the prison never opened they simply had to leave," said
Rosie Rojas, a waitress at the
restaurant. "Everybody is fighting for jobs, and it seems
like that prison has the potential to bring a lot of
Brad Spencer, a volunteer firefighter and resident of nearby
Savanna, predicted opposition would surface.
"It don't bother me none, but this is a small town and a
lot of people have a conservative outlook on something like
this," said Spencer as he worked the back room of Schafer
Fisheries Inc. in nearby
Thomson Village President Jerry "Duke" Hebeler said
Saturday that state officials last month pitched to him the
idea of bringing detainees to the prison. He welcomes the
economic development potential.
"A murderer is a murderer no matter where he's
from," Hebeler said. "That's the way I look at
The prison would generate 2,300 to 3,200 jobs in the area and
pump $790 million to $1 billion into the local economy in its
first four years, according to a White House estimate
generated at the request of Quinn and Durbin.
Republican U.S. Rep. Donald Manzullo, whose district includes
Thomson, acknowledged the "extraordinary
unemployment" in the area but said he opposed the
"The issue is: 'Are you going to exchange the promise of

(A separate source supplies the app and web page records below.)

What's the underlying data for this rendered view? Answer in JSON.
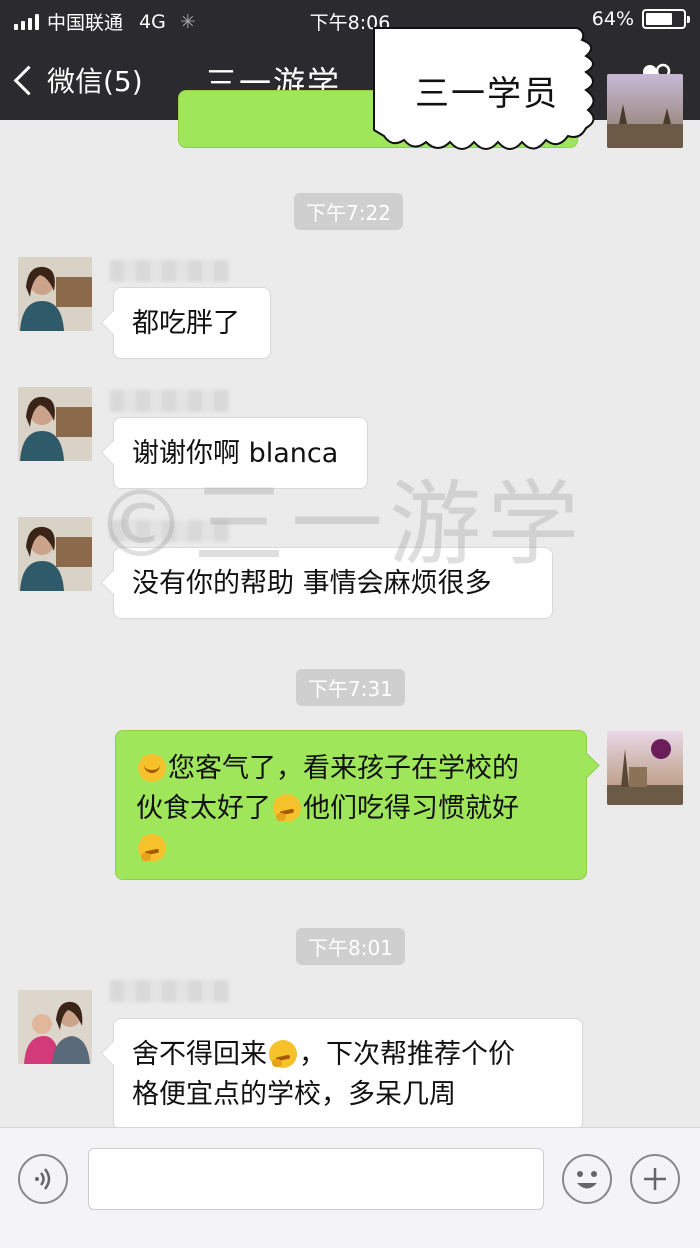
{
  "status_bar": {
    "carrier": "中国联通",
    "network": "4G",
    "time": "下午8:06",
    "battery": "64%",
    "battery_level": 0.64
  },
  "nav": {
    "back_label": "微信(5)",
    "title": "三一游学",
    "group_icon": "group-members-icon"
  },
  "callout": {
    "text": "三一学员"
  },
  "watermark": "©三一游学",
  "messages": {
    "t1": "下午7:22",
    "m1": "都吃胖了",
    "m2": "谢谢你啊 blanca",
    "m3": "没有你的帮助 事情会麻烦很多",
    "t2": "下午7:31",
    "m4_a": "您客气了，看来孩子在学校的",
    "m4_b": "伙食太好了",
    "m4_c": "他们吃得习惯就好",
    "t3": "下午8:01",
    "m5_a": "舍不得回来",
    "m5_b": "，下次帮推荐个价",
    "m5_c": "格便宜点的学校，多呆几周"
  },
  "input_bar": {
    "voice_icon": "voice-icon",
    "emoji_icon": "emoji-icon",
    "plus_icon": "plus-icon",
    "input_value": ""
  },
  "colors": {
    "nav_bg": "#2b2b2f",
    "chat_bg": "#ebebeb",
    "sent_bubble": "#9fe65a",
    "received_bubble": "#ffffff"
  }
}
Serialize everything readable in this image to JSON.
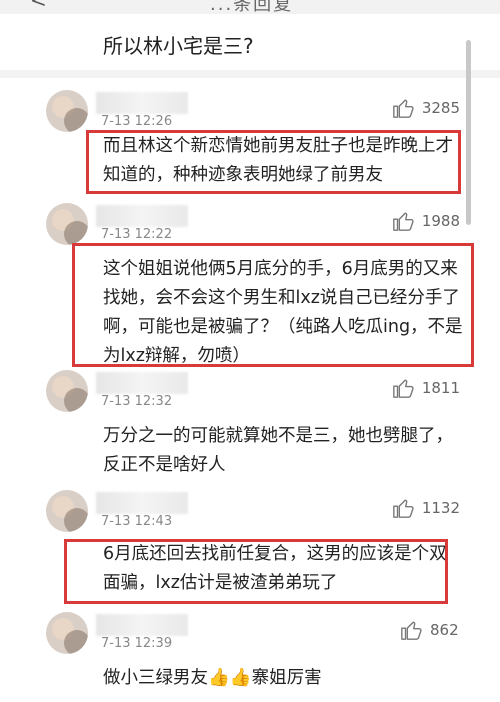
{
  "header": {
    "back_icon": "back-arrow-icon",
    "title": "...条回复"
  },
  "quoted_reply": "所以林小宅是三?",
  "comments": [
    {
      "time": "7-13 12:26",
      "likes": "3285",
      "text": "而且林这个新恋情她前男友肚子也是昨晚上才\n知道的，种种迹象表明她绿了前男友",
      "highlighted": true
    },
    {
      "time": "7-13 12:22",
      "likes": "1988",
      "text": "这个姐姐说他俩5月底分的手，6月底男的又来\n找她，会不会这个男生和lxz说自己已经分手了\n啊，可能也是被骗了？（纯路人吃瓜ing，不是\n为lxz辩解，勿喷）",
      "highlighted": true
    },
    {
      "time": "7-13 12:32",
      "likes": "1811",
      "text": "万分之一的可能就算她不是三，她也劈腿了，\n反正不是啥好人",
      "highlighted": false
    },
    {
      "time": "7-13 12:43",
      "likes": "1132",
      "text": "6月底还回去找前任复合，这男的应该是个双\n面骗，lxz估计是被渣弟弟玩了",
      "highlighted": true
    },
    {
      "time": "7-13 12:39",
      "likes": "862",
      "text": "做小三绿男友👍👍寨姐厉害",
      "highlighted": false
    }
  ],
  "colors": {
    "highlight_border": "#d83a3a",
    "meta_text": "#888888"
  }
}
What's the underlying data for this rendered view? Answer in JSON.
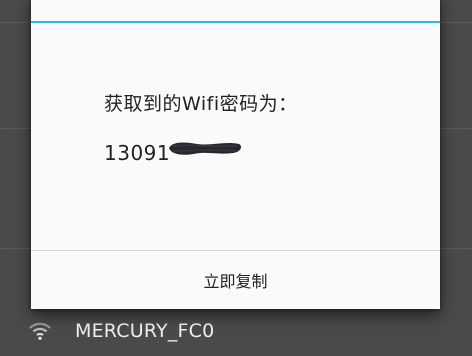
{
  "dialog": {
    "message": "获取到的Wifi密码为：",
    "password_visible": "13091",
    "button_label": "立即复制",
    "accent_color": "#33b5e5"
  },
  "background_list": {
    "visible_item": {
      "ssid": "MERCURY_FC0",
      "icon": "wifi-icon"
    }
  }
}
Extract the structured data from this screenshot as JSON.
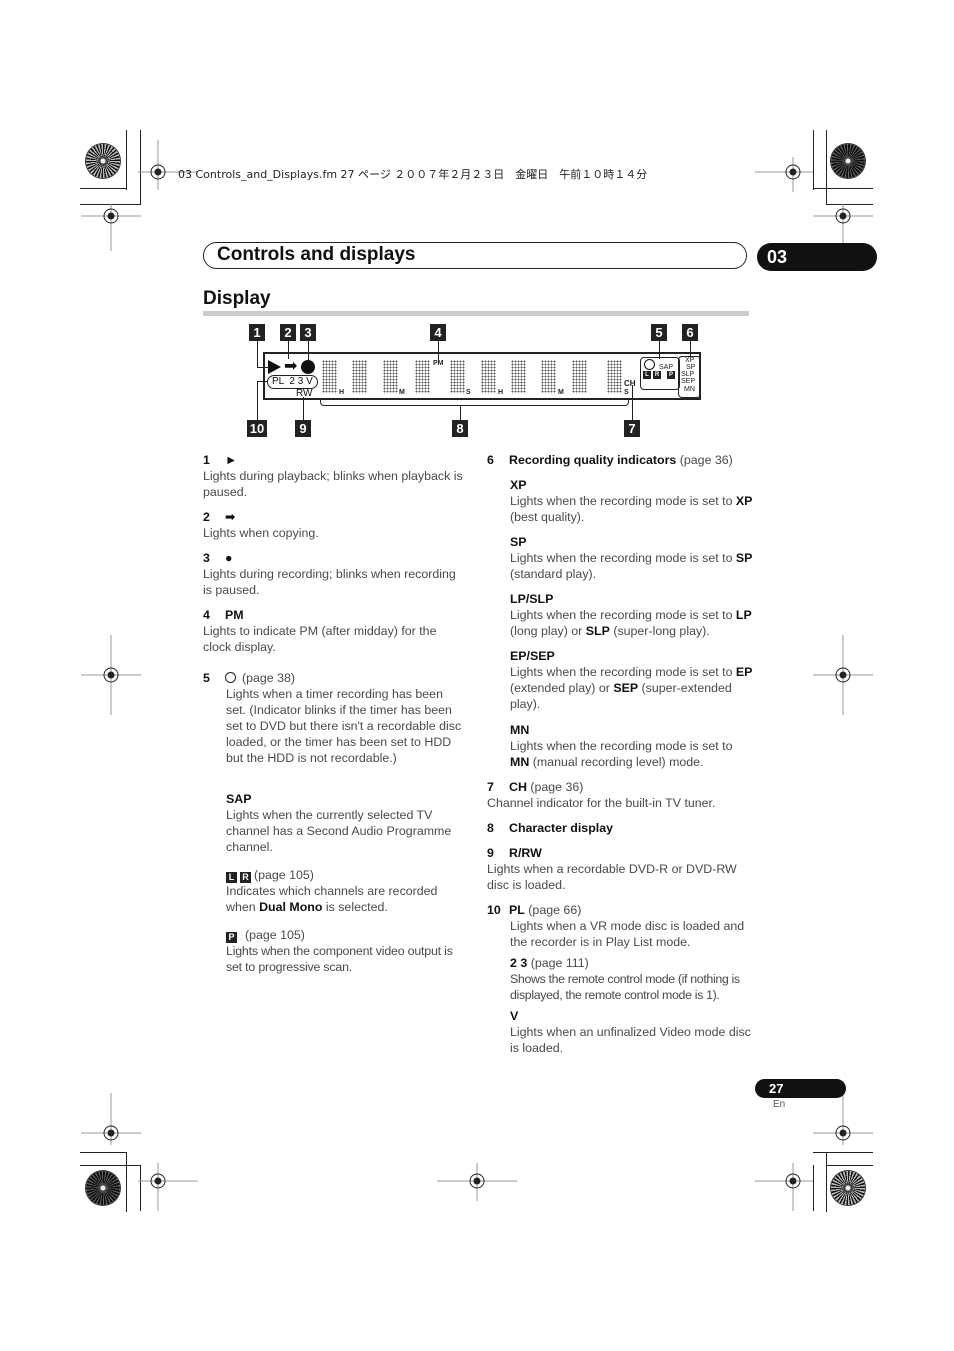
{
  "print_header": "03 Controls_and_Displays.fm  27 ページ  ２００７年２月２３日　金曜日　午前１０時１４分",
  "chapter": {
    "title": "Controls and displays",
    "number": "03"
  },
  "section": {
    "title": "Display"
  },
  "diagram": {
    "callouts": [
      "1",
      "2",
      "3",
      "4",
      "5",
      "6",
      "7",
      "8",
      "9",
      "10"
    ],
    "lcd": {
      "pl_label": "PL  2 3 V",
      "rw_label": "RW",
      "pm_label": "PM",
      "ch_label": "CH",
      "s_label": "S",
      "digit_subs": [
        "H",
        "M",
        "S",
        "H",
        "M"
      ],
      "sap_label": "SAP",
      "lr_glyphs": [
        "L",
        "R",
        "P"
      ],
      "quality": [
        "XP",
        "SP",
        "SLP",
        "SEP",
        "MN"
      ]
    }
  },
  "left_column": {
    "items": [
      {
        "num": "1",
        "symbol": "►",
        "desc": "Lights during playback; blinks when playback is paused."
      },
      {
        "num": "2",
        "symbol": "➡",
        "desc": "Lights when copying."
      },
      {
        "num": "3",
        "symbol": "●",
        "desc": "Lights during recording; blinks when recording is paused."
      },
      {
        "num": "4",
        "symbol": "PM",
        "desc": "Lights to indicate PM (after midday) for the clock display."
      }
    ],
    "item5": {
      "num": "5",
      "page_ref": "(page 38)",
      "desc": "Lights when a timer recording has been set. (Indicator blinks if the timer has been set to DVD but there isn't a recordable disc loaded, or the timer has been set to HDD but the HDD is not recordable.)",
      "sap": {
        "title": "SAP",
        "desc": "Lights when the currently selected TV channel has a Second Audio Programme channel."
      },
      "lr": {
        "glyphs": [
          "L",
          "R"
        ],
        "page_ref": "(page 105)",
        "desc_pre": "Indicates which channels are recorded when ",
        "desc_bold": "Dual Mono",
        "desc_post": " is selected."
      },
      "p": {
        "glyph": "P",
        "page_ref": "(page 105)",
        "desc": "Lights when the component video output is set to progressive scan."
      }
    }
  },
  "right_column": {
    "item6": {
      "num": "6",
      "title": "Recording quality indicators",
      "page_ref": "(page 36)",
      "modes": [
        {
          "title": "XP",
          "desc_pre": "Lights when the recording mode is set to ",
          "b1": "XP",
          "t1": " (best quality).",
          "b2": "",
          "t2": ""
        },
        {
          "title": "SP",
          "desc_pre": "Lights when the recording mode is set to ",
          "b1": "SP",
          "t1": " (standard play).",
          "b2": "",
          "t2": ""
        },
        {
          "title": "LP/SLP",
          "desc_pre": "Lights when the recording mode is set to ",
          "b1": "LP",
          "t1": " (long play) or ",
          "b2": "SLP",
          "t2": " (super-long play)."
        },
        {
          "title": "EP/SEP",
          "desc_pre": "Lights when the recording mode is set to ",
          "b1": "EP",
          "t1": " (extended play) or ",
          "b2": "SEP",
          "t2": " (super-extended play)."
        },
        {
          "title": "MN",
          "desc_pre": "Lights when the recording mode is set to ",
          "b1": "MN",
          "t1": " (manual recording level) mode.",
          "b2": "",
          "t2": ""
        }
      ]
    },
    "item7": {
      "num": "7",
      "title": "CH",
      "page_ref": "(page 36)",
      "desc": "Channel indicator for the built-in TV tuner."
    },
    "item8": {
      "num": "8",
      "title": "Character display"
    },
    "item9": {
      "num": "9",
      "title": "R/RW",
      "desc": "Lights when a recordable DVD-R or DVD-RW disc is loaded."
    },
    "item10": {
      "num": "10",
      "title": "PL",
      "page_ref": "(page 66)",
      "desc": "Lights when a VR mode disc is loaded and the recorder is in Play List mode.",
      "sub1": {
        "title": "2 3",
        "page_ref": "(page 111)",
        "desc": "Shows the remote control mode (if nothing is displayed, the remote control mode is 1)."
      },
      "sub2": {
        "title": "V",
        "desc": "Lights when an unfinalized Video mode disc is loaded."
      }
    }
  },
  "footer": {
    "page_number": "27",
    "language": "En"
  }
}
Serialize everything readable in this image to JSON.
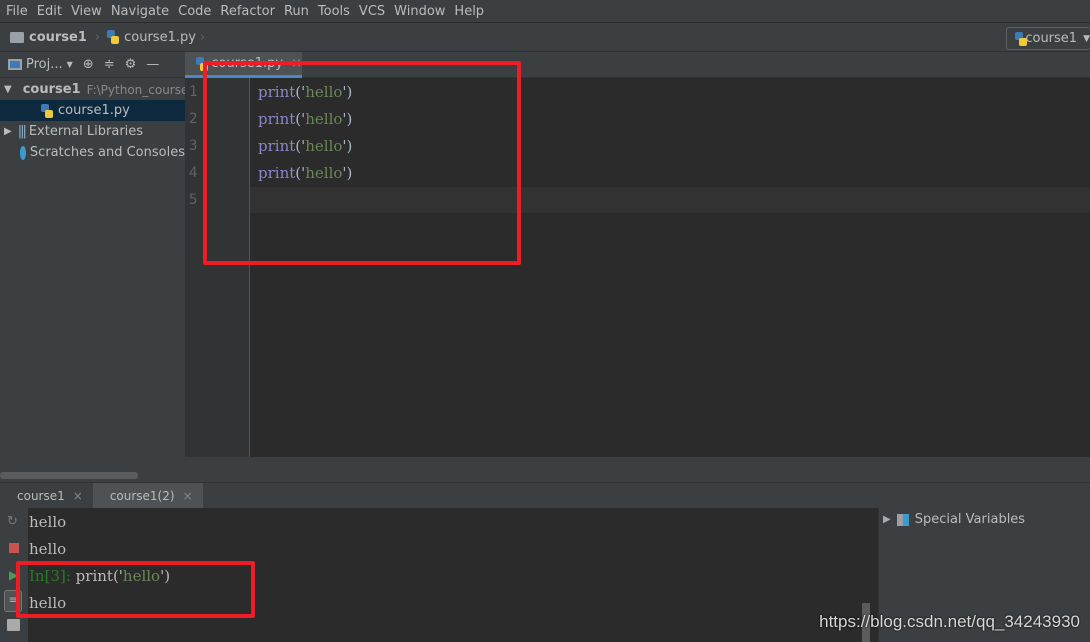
{
  "menu": [
    "File",
    "Edit",
    "View",
    "Navigate",
    "Code",
    "Refactor",
    "Run",
    "Tools",
    "VCS",
    "Window",
    "Help"
  ],
  "breadcrumb": {
    "project": "course1",
    "file": "course1.py"
  },
  "run_config": "course1",
  "project_panel": {
    "title": "Proj...",
    "tree": [
      {
        "label": "course1",
        "path": "F:\\Python_course"
      },
      {
        "label": "course1.py"
      },
      {
        "label": "External Libraries"
      },
      {
        "label": "Scratches and Consoles"
      }
    ]
  },
  "editor": {
    "tab": "course1.py",
    "lines": [
      {
        "num": "1",
        "fn": "print",
        "open": "('",
        "str": "hello",
        "close": "')"
      },
      {
        "num": "2",
        "fn": "print",
        "open": "('",
        "str": "hello",
        "close": "')"
      },
      {
        "num": "3",
        "fn": "print",
        "open": "('",
        "str": "hello",
        "close": "')"
      },
      {
        "num": "4",
        "fn": "print",
        "open": "('",
        "str": "hello",
        "close": "')"
      },
      {
        "num": "5"
      }
    ]
  },
  "console": {
    "tabs": [
      "course1",
      "course1(2)"
    ],
    "lines": [
      "hello",
      "hello"
    ],
    "prompt": "In[3]:",
    "input_fn": "print",
    "input_open": "('",
    "input_str": "hello",
    "input_close": "')",
    "output": "hello"
  },
  "variables": {
    "label": "Special Variables"
  },
  "watermark": "https://blog.csdn.net/qq_34243930",
  "colors": {
    "highlight": "#ee1c25",
    "accent": "#4a88c7"
  }
}
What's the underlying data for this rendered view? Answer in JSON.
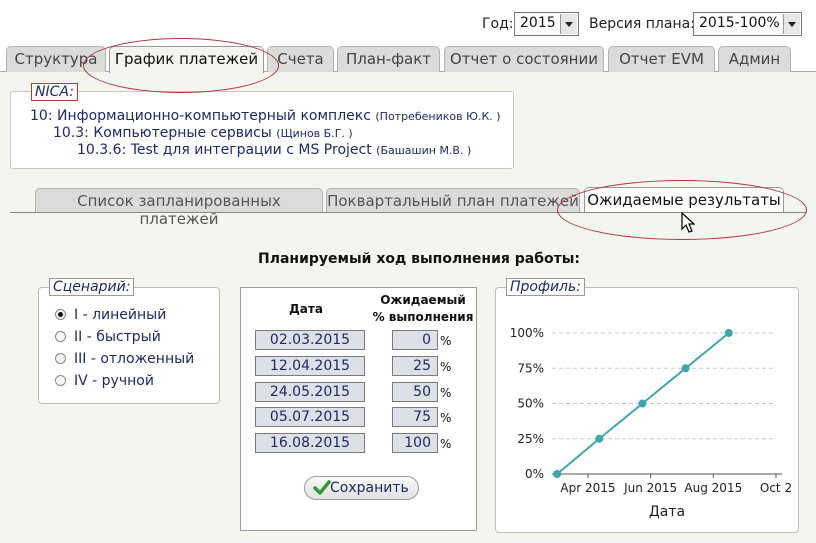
{
  "topbar": {
    "year_label": "Год:",
    "year_value": "2015",
    "version_label": "Версия плана:",
    "version_value": "2015-100%"
  },
  "main_tabs": [
    "Структура",
    "График платежей",
    "Счета",
    "План-факт",
    "Отчет о состоянии",
    "Отчет EVM",
    "Админ"
  ],
  "nica": {
    "label": "NICA:",
    "items": [
      {
        "text": "10: Информационно-компьютерный комплекс",
        "who": "(Потребеников Ю.К. )"
      },
      {
        "text": "10.3: Компьютерные сервисы",
        "who": "(Щинов Б.Г. )"
      },
      {
        "text": "10.3.6: Test для интеграции с MS Project",
        "who": "(Башашин М.В. )"
      }
    ]
  },
  "sub_tabs": [
    "Список запланированных платежей",
    "Поквартальный план платежей",
    "Ожидаемые результаты"
  ],
  "heading": "Планируемый ход выполнения работы:",
  "scenario": {
    "legend": "Сценарий:",
    "options": [
      "I - линейный",
      "II - быстрый",
      "III - отложенный",
      "IV - ручной"
    ],
    "selected": 0
  },
  "table": {
    "col_date": "Дата",
    "col_pct_line1": "Ожидаемый",
    "col_pct_line2": "% выполнения",
    "pct_sign": "%",
    "rows": [
      {
        "date": "02.03.2015",
        "pct": "0"
      },
      {
        "date": "12.04.2015",
        "pct": "25"
      },
      {
        "date": "24.05.2015",
        "pct": "50"
      },
      {
        "date": "05.07.2015",
        "pct": "75"
      },
      {
        "date": "16.08.2015",
        "pct": "100"
      }
    ],
    "save_label": "Сохранить"
  },
  "profile_legend": "Профиль:",
  "chart_data": {
    "type": "line",
    "title": "",
    "xlabel": "Дата",
    "ylabel": "",
    "x_ticks": [
      "Apr 2015",
      "Jun 2015",
      "Aug 2015",
      "Oct 2"
    ],
    "y_ticks": [
      "0%",
      "25%",
      "50%",
      "75%",
      "100%"
    ],
    "ylim": [
      0,
      100
    ],
    "series": [
      {
        "x": [
          "2015-03-02",
          "2015-04-12",
          "2015-05-24",
          "2015-07-05",
          "2015-08-16"
        ],
        "values": [
          0,
          25,
          50,
          75,
          100
        ]
      }
    ],
    "grid": true,
    "line_color": "#3da7ad"
  }
}
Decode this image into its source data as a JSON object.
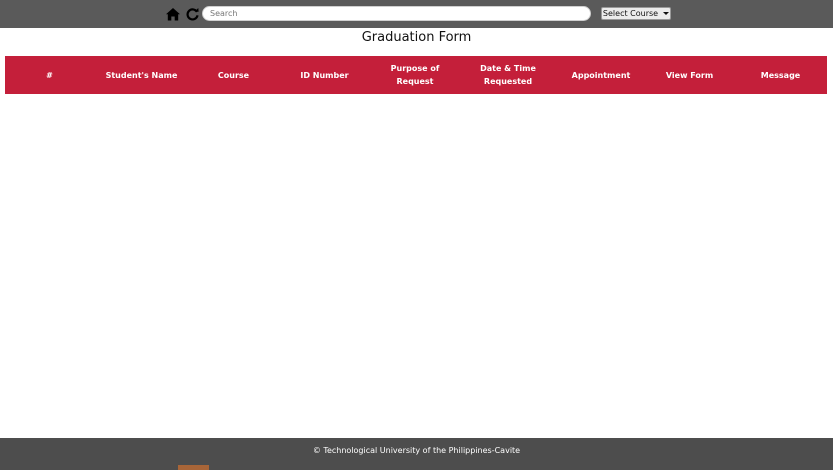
{
  "topbar": {
    "search_placeholder": "Search",
    "select_course_label": "Select Course",
    "home_icon": "home-icon",
    "refresh_icon": "refresh-icon"
  },
  "page": {
    "title": "Graduation Form"
  },
  "table": {
    "columns": [
      "#",
      "Student's Name",
      "Course",
      "ID Number",
      "Purpose of Request",
      "Date & Time Requested",
      "Appointment",
      "View Form",
      "Message"
    ]
  },
  "footer": {
    "text": "© Technological University of the Philippines-Cavite"
  },
  "colors": {
    "topbar_bg": "#5a5a5a",
    "header_red": "#c41f3a",
    "footer_bg": "#4d4d4d"
  }
}
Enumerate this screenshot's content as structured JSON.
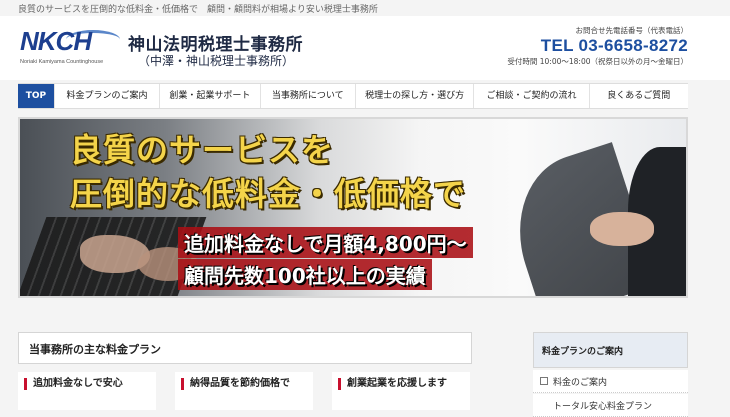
{
  "topbar": {
    "tagline": "良質のサービスを圧倒的な低料金・低価格で　顧問・顧問料が相場より安い税理士事務所"
  },
  "header": {
    "logo_text": "NKCH",
    "logo_sub": "Noriaki Kamiyama Countinghouse",
    "firm_name": "神山法明税理士事務所",
    "firm_sub": "（中澤・神山税理士事務所）",
    "contact_label": "お問合せ先電話番号（代表電話）",
    "tel": "TEL 03-6658-8272",
    "hours": "受付時間 10:00～18:00（祝祭日以外の月～金曜日）"
  },
  "nav": {
    "items": [
      {
        "label": "TOP",
        "active": true
      },
      {
        "label": "料金プランのご案内"
      },
      {
        "label": "創業・起業サポート"
      },
      {
        "label": "当事務所について"
      },
      {
        "label": "税理士の探し方・選び方"
      },
      {
        "label": "ご相談・ご契約の流れ"
      },
      {
        "label": "良くあるご質問"
      }
    ]
  },
  "hero": {
    "headline_1": "良質のサービスを",
    "headline_2": "圧倒的な低料金・低価格で",
    "sub_1": "追加料金なしで月額4,800円～",
    "sub_2": "顧問先数100社以上の実績"
  },
  "main": {
    "section_title": "当事務所の主な料金プラン",
    "cards": [
      {
        "title": "追加料金なしで安心"
      },
      {
        "title": "納得品質を節約価格で"
      },
      {
        "title": "創業起業を応援します"
      }
    ]
  },
  "sidebar": {
    "title": "料金プランのご案内",
    "items": [
      {
        "label": "料金のご案内"
      },
      {
        "label": "トータル安心料金プラン"
      }
    ]
  },
  "colors": {
    "brand_blue": "#1d4fa0",
    "headline_yellow": "#f4d44a",
    "accent_red": "#c8102e"
  }
}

jobs for national security?' National security trumps
everything." he said.
Manzullo, who sits on the House Foreign Affairs Committee,
said he was concerned that "al-Qaida would follow
al-Qaida" to northwest
if Thomson took
detainees. All seven House Republicans from
signed Kirk's protest letter to Obama.
Among Illinois Democrats, U.S. Reps. Bill Foster, who
represents a far west suburban district, and Phil Hare, whose
district is adjacent to Manzullo's, said they needed more
Democratic Rep. Melissa Bean of
said she remains "opposed to transferring
, or anywhere in the
, without substantial assurances regarding potential security
The White House is working from the understanding that it will
need to sort things out with Congress if the Thomson idea is
In the White House view, federal law bars the transfer of
detainees to the
for any purpose other than prosecution. But administration
officials said they have been told by congressional leaders
that legislators would consider lifting the restriction if the
administration presented a final plan to close
that included the new detention location.
Political considerations also will play out in
. Quinn, who will offer his views Sunday, is running for
election next year. Republican foes showed they won't be shy
about making Thomson a campaign issue.
Noting Quinn's effort to release nonviolent inmates early as a
budget-cutting move, former state GOP Chairman Andy McKenna
said, "It appears Gov. Quinn's only plan to cut spending
and create jobs is free prisoners and bring terrorists to